### Records provided:
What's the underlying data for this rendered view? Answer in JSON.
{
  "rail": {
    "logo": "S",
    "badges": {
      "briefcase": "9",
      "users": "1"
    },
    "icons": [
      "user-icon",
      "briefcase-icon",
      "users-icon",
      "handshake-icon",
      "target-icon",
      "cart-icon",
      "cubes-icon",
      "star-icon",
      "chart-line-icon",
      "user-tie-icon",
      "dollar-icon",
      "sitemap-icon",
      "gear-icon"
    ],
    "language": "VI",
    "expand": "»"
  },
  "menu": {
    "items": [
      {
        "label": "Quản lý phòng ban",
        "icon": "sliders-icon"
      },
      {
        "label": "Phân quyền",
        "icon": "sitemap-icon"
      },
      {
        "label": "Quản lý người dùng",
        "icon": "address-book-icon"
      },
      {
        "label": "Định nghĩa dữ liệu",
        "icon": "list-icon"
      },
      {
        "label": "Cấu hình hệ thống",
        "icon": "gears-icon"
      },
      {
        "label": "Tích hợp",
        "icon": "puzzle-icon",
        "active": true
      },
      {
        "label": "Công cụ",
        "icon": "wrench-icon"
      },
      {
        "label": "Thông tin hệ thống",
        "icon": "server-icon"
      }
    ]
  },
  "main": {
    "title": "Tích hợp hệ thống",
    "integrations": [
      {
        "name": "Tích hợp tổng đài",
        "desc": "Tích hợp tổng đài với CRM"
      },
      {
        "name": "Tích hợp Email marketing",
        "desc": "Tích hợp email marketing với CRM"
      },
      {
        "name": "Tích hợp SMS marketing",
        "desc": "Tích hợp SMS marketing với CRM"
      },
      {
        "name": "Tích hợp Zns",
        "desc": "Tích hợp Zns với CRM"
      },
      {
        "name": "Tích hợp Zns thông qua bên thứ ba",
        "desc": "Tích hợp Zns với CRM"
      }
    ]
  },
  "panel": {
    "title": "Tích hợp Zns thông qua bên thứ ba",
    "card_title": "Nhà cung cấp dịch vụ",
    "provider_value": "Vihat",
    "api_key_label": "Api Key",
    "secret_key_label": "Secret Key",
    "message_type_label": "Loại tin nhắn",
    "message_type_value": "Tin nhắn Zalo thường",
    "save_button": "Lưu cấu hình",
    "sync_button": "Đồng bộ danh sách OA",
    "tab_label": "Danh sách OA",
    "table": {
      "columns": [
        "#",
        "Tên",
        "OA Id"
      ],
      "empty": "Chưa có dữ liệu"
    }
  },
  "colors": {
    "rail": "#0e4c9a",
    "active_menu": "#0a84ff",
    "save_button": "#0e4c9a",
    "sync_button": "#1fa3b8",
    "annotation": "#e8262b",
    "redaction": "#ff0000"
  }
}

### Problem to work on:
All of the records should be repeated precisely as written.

### Written reply:
What's the underlying data for this rendered view? Answer in JSON.
{
  "rail": {
    "logo": "S",
    "badges": {
      "briefcase": "9",
      "users": "1"
    },
    "icons": [
      "user-icon",
      "briefcase-icon",
      "users-icon",
      "handshake-icon",
      "target-icon",
      "cart-icon",
      "cubes-icon",
      "star-icon",
      "chart-line-icon",
      "user-tie-icon",
      "dollar-icon",
      "sitemap-icon",
      "gear-icon"
    ],
    "language": "VI",
    "expand": "»"
  },
  "menu": {
    "items": [
      {
        "label": "Quản lý phòng ban",
        "icon": "sliders-icon"
      },
      {
        "label": "Phân quyền",
        "icon": "sitemap-icon"
      },
      {
        "label": "Quản lý người dùng",
        "icon": "address-book-icon"
      },
      {
        "label": "Định nghĩa dữ liệu",
        "icon": "list-icon"
      },
      {
        "label": "Cấu hình hệ thống",
        "icon": "gears-icon"
      },
      {
        "label": "Tích hợp",
        "icon": "puzzle-icon",
        "active": true
      },
      {
        "label": "Công cụ",
        "icon": "wrench-icon"
      },
      {
        "label": "Thông tin hệ thống",
        "icon": "server-icon"
      }
    ]
  },
  "main": {
    "title": "Tích hợp hệ thống",
    "integrations": [
      {
        "name": "Tích hợp tổng đài",
        "desc": "Tích hợp tổng đài với CRM"
      },
      {
        "name": "Tích hợp Email marketing",
        "desc": "Tích hợp email marketing với CRM"
      },
      {
        "name": "Tích hợp SMS marketing",
        "desc": "Tích hợp SMS marketing với CRM"
      },
      {
        "name": "Tích hợp Zns",
        "desc": "Tích hợp Zns với CRM"
      },
      {
        "name": "Tích hợp Zns thông qua bên thứ ba",
        "desc": "Tích hợp Zns với CRM"
      }
    ]
  },
  "panel": {
    "title": "Tích hợp Zns thông qua bên thứ ba",
    "card_title": "Nhà cung cấp dịch vụ",
    "provider_value": "Vihat",
    "api_key_label": "Api Key",
    "secret_key_label": "Secret Key",
    "message_type_label": "Loại tin nhắn",
    "message_type_value": "Tin nhắn Zalo thường",
    "save_button": "Lưu cấu hình",
    "sync_button": "Đồng bộ danh sách OA",
    "tab_label": "Danh sách OA",
    "table": {
      "columns": [
        "#",
        "Tên",
        "OA Id"
      ],
      "empty": "Chưa có dữ liệu"
    }
  },
  "colors": {
    "rail": "#0e4c9a",
    "active_menu": "#0a84ff",
    "save_button": "#0e4c9a",
    "sync_button": "#1fa3b8",
    "annotation": "#e8262b",
    "redaction": "#ff0000"
  }
}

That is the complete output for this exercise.